Whether your child is a picky eater, snacker, or type to try anything, the right amount and mix of nutrients help them build healthy brains and bodies. Especially between 4 and 13 years old, children experience major physical and mental growth. Healthy eating fuels these changes.
“It is essential that children eat a balanced diet that involves fruits and vegetables, lean protein, whole grains, and a small amount of healthy fats. A balanced diet will provide virtually all of the nutrients children need, ”says Susanna Huh, MD, associate director of the Center of Nutrition at Boston Children’s Hospital.
Which nutrients are most important for children’s growth, how much should they eat and why? Here’s a quick list to help you prepare great meals and snacks.
It strengthens the muscles and other tissues of the body of children. In addition, it helps them strengthen their immune system.
How much children need: 3 to 5 ounces per day for children 2 to 8 years old, or 5 to 8 ounces for children 10 to 14 years old.
Good sources: chicken, eggs, fish, lean meats, milk, nuts, turkey, yogurt, string cheese, peanut butter and edamame.
This nutrient helps you make red blood cells, which carry oxygen around the body, and it helps children grow taller. Without it, they can suffer from anemia.
How Much Children Need: About 10 milligrams per day for ages 4 to 8. After that, 8 milligrams per day.

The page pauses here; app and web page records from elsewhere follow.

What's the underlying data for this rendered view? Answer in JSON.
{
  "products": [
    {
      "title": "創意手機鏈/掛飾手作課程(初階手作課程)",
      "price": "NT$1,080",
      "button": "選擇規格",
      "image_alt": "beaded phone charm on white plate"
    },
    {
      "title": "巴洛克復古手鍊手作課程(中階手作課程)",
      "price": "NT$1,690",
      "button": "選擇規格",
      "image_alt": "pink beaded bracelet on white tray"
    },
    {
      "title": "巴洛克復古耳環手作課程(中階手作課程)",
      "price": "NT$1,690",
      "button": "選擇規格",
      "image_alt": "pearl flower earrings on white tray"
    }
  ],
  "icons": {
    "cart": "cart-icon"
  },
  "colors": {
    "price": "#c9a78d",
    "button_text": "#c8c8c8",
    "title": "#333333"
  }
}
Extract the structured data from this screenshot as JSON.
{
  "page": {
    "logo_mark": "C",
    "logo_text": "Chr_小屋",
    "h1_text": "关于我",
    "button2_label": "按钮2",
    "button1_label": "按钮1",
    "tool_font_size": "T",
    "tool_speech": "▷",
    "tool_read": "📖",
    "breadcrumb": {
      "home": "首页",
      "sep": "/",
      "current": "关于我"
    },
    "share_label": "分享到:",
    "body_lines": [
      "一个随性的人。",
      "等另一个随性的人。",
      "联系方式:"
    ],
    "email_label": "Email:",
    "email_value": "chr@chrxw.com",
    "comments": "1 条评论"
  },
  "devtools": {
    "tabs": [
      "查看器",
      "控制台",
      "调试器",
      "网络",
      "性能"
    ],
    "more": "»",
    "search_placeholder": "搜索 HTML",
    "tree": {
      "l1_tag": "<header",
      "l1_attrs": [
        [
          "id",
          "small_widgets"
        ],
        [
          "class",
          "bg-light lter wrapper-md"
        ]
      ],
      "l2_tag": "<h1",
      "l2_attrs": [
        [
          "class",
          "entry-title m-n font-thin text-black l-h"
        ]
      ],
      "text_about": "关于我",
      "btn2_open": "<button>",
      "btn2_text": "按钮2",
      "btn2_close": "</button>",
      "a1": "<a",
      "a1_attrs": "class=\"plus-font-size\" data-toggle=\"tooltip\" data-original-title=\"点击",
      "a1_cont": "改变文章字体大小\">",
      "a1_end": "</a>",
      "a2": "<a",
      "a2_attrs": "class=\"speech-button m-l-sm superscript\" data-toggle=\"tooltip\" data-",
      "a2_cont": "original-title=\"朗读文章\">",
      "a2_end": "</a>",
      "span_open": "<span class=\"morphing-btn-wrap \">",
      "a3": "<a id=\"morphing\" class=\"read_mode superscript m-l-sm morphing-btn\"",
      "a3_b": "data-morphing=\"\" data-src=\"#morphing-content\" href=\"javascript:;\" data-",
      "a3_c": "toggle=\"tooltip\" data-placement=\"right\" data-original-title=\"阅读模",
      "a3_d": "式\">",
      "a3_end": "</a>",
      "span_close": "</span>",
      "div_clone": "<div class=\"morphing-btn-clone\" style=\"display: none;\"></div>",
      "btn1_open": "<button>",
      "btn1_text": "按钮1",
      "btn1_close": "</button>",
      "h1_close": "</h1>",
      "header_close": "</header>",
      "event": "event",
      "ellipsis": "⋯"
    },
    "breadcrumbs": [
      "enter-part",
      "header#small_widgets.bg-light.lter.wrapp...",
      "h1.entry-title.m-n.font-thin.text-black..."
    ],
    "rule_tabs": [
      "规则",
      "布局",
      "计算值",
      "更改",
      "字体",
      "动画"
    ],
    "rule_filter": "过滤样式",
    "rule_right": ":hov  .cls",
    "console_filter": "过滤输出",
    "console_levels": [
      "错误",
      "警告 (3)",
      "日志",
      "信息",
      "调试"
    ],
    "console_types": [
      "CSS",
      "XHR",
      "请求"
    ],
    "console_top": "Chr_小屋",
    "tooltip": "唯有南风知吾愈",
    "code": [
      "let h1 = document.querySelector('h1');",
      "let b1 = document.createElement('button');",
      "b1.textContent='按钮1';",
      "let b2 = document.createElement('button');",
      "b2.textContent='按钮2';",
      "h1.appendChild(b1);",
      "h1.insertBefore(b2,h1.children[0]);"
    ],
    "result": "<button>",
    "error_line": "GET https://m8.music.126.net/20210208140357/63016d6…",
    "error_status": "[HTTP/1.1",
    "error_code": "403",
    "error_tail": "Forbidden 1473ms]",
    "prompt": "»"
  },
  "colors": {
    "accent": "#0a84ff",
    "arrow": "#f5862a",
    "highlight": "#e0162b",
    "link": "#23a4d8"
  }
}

Good sources: Red meat, beans, green leafy vegetables, tuna, eggs, beans, iron fortified cereals.
It builds strong, healthy bones.
How much children need: 600 international units per day for children of all ages.
Good Sources: Vitamin D is rare in foods, but you can find it added to some dairy products and grains. Children may need a multivitamin to get enough, says dietitian Kathy Pertzborn, RD. Sunlight can also give children D, but don’t let them take too much – it increases their risk of skin cancer.
It also builds strong bones, which store nutrients for years.
How much do children need: 1000 milligrams per day for children 4 to 8 years old and 1300 milligrams per day for children 9 to 13 years old.
Good sources: Dairy products like milk and fortified soy milk, tofu, and dry grains. Serve the children 2 cups of milk a day. Avoid dark sodas, which contain phosphoric acid and make it harder for children’s bones to absorb calcium.
Fat gets a bad rap, but the good fats are essential for the growth of the brain and nerves, especially in infants and toddlers. They also help in a healthy metabolism, blood clotting and allow the body to absorb vitamins.
How Much Do Children Need: 30% of their overall diet should be fat, mostly unsaturated.
Good sources: Breast milk for infants; vegetable oils like olive, safflower, corn or soy, or proteins like fish or chicken for children over 2 years old. The fatty acids in salmon, flax seeds or walnuts are also healthy for children.
This nutrient helps children strengthen their brains and immune systems, promotes healing of cuts and scrapes, and allows their bodies to absorb iron.
How much do children need: 25 milligrams per day for children 4 to 8 years old and 45 milligrams per day for children 9 to 13 years old.
Good sources: Fresh fruits and vegetables like oranges, strawberries, broccoli, kiwis, cabbage, peppers and fresh fruit juices.